Top of Exercise material

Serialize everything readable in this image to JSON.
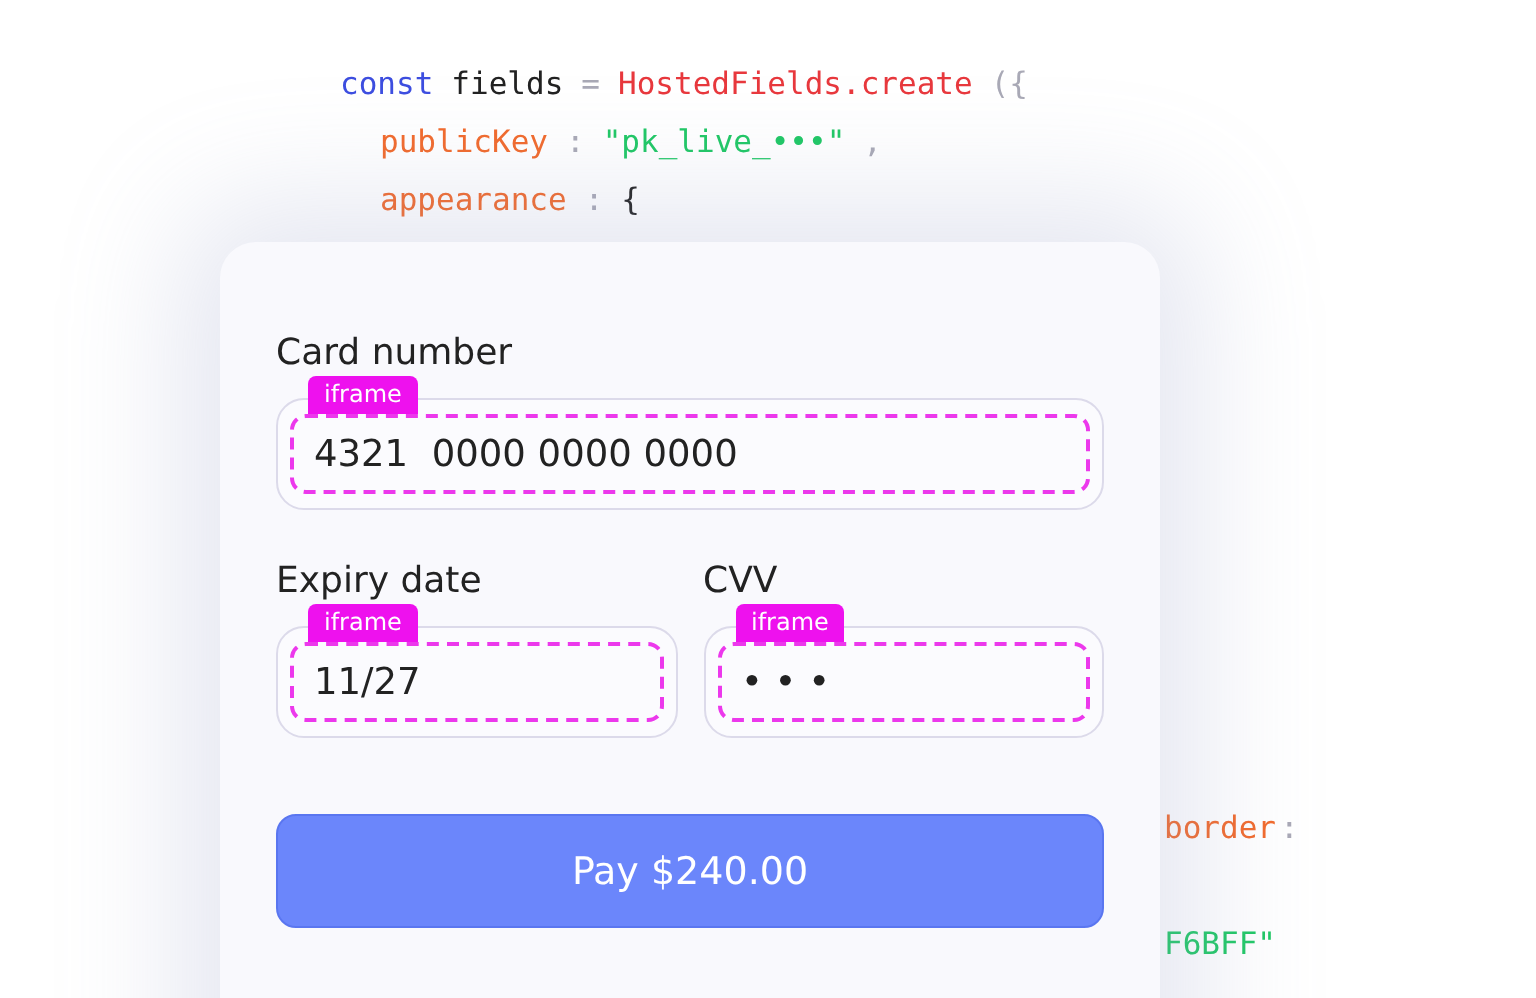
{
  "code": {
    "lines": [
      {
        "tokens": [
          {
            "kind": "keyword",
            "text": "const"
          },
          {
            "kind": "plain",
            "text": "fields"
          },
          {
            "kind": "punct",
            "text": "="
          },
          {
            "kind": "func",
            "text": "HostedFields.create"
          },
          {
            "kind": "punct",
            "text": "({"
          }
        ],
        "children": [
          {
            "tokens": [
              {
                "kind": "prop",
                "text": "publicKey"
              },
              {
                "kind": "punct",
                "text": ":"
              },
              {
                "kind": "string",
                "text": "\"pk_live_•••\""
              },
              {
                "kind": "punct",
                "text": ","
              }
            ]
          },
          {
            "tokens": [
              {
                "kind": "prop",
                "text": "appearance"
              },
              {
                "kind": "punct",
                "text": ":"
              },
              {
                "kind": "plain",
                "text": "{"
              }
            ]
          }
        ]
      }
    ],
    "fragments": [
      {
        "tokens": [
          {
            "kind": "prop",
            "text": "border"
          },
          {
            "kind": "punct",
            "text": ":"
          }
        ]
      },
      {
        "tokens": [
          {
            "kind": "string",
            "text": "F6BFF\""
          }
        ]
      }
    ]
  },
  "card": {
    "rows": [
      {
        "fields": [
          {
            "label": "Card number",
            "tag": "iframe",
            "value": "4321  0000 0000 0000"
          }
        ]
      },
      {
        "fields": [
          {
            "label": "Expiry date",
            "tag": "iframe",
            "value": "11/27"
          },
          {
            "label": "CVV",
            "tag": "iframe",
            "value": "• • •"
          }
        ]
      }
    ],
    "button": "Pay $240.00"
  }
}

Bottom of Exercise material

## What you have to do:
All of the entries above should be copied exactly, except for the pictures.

## Exercise response:
Serialize everything readable in this image to JSON.
{
  "code": {
    "lines": [
      {
        "tokens": [
          {
            "kind": "keyword",
            "text": "const"
          },
          {
            "kind": "plain",
            "text": "fields"
          },
          {
            "kind": "punct",
            "text": "="
          },
          {
            "kind": "func",
            "text": "HostedFields.create"
          },
          {
            "kind": "punct",
            "text": "({"
          }
        ],
        "children": [
          {
            "tokens": [
              {
                "kind": "prop",
                "text": "publicKey"
              },
              {
                "kind": "punct",
                "text": ":"
              },
              {
                "kind": "string",
                "text": "\"pk_live_•••\""
              },
              {
                "kind": "punct",
                "text": ","
              }
            ]
          },
          {
            "tokens": [
              {
                "kind": "prop",
                "text": "appearance"
              },
              {
                "kind": "punct",
                "text": ":"
              },
              {
                "kind": "plain",
                "text": "{"
              }
            ]
          }
        ]
      }
    ],
    "fragments": [
      {
        "tokens": [
          {
            "kind": "prop",
            "text": "border"
          },
          {
            "kind": "punct",
            "text": ":"
          }
        ]
      },
      {
        "tokens": [
          {
            "kind": "string",
            "text": "F6BFF\""
          }
        ]
      }
    ]
  },
  "card": {
    "rows": [
      {
        "fields": [
          {
            "label": "Card number",
            "tag": "iframe",
            "value": "4321  0000 0000 0000"
          }
        ]
      },
      {
        "fields": [
          {
            "label": "Expiry date",
            "tag": "iframe",
            "value": "11/27"
          },
          {
            "label": "CVV",
            "tag": "iframe",
            "value": "• • •"
          }
        ]
      }
    ],
    "button": "Pay $240.00"
  }
}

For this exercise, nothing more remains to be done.